A government spokesman has cited majority support throughout Scotland for the Gaelic Language. Pledging the support of the Scottish Government to the long term growth of Scots Gaelic, John Swinney, Deputy First Minister and Cabinet Secretary with responsibility for the Gaelic language, delivered a ringing endorsement of the Celtic Tongue of Scotland in a speech in Stornoway (Steòrnabhagh) on the Isle of Lewis in Scotland’s Gaelic speaking heartland.
Swinney delivered his remarks on Scots Gaelic while giving the Angus Macleod Memorial Lecture at the Royal National in Stornoway on October 19th. The Royal National Mòd is organized by An Comunn Gàidhealach (The Highland Association) and is world renowned as Scotland’s premier Gaelic festival. The Royal National Mòd affords opportunities for people of all ages to perform across a range of competitive disciplines including Gaelic music and song, highland dancing, instrumental, drama, sport and literature.
These were Swinney’s inaugural remarks on the subject of the future of Gaelic since being named to his post by First Minister of Scotland and Leader of the Scottish National Party, Nicola Sturgeon.

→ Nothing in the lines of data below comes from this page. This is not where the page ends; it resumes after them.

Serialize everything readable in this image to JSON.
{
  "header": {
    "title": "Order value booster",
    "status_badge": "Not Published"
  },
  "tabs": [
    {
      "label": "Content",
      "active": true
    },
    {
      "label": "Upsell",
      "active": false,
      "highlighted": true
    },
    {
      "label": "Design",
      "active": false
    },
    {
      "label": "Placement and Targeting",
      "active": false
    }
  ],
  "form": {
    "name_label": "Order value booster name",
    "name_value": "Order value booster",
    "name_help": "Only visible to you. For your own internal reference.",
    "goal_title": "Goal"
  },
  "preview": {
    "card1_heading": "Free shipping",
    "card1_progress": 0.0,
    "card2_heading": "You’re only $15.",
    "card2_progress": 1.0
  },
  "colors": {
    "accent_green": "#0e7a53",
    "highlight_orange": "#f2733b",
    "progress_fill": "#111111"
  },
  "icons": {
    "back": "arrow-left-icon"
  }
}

In confirming the Scottish Government’s continued support for Gaelic, Swinney was quoted in multiple media outlets: “As a long-serving minister in the Scottish Government, but one who has only recently assumed responsibility for the Gaelic language, I want to make clear to you my determination to work with all who have an interest in nurturing the language, with the structures and gains we have made, to pursue the aim of increasing the numbers learning, speaking and using Gaelic. That is the Government's clear aim and priority and we must use all the gains of the last decades to make further progress with this aim. The reason for this commitment is quite simple. Gaelic belongs in Scotland. It has been spoken in this country for well over 1000 years and I believe this places a duty and a responsibility on us as custodians of this heritage.”
Taking aim at the enemies of Gaelic and calling for an end to hostility towards the Celtic Tongue, Swinney continued: “These views on Gaelic are just as groundless and unwelcome as they are inaccurate and misleading. They betray a poor understanding of our country, its history and the respect we should show to minority communities. My very clear view on this is that this hostility to Gaelic has no place in Scotland. So let me set the record straight. Gaelic is a language of daily use. The support for Gaelic is a good use of public funds.”
The Deputy First Minister pledged the cooperation with the future efforts of the Bòrd na Gàidhlig (The Gaelic Language Board) when the Bòrd rolls out its new development plan later this year. Swinney indicated that he will work with the Bòrd to ensure the plan contained the priorities necessary to make further progress with Gaelic in Scotland.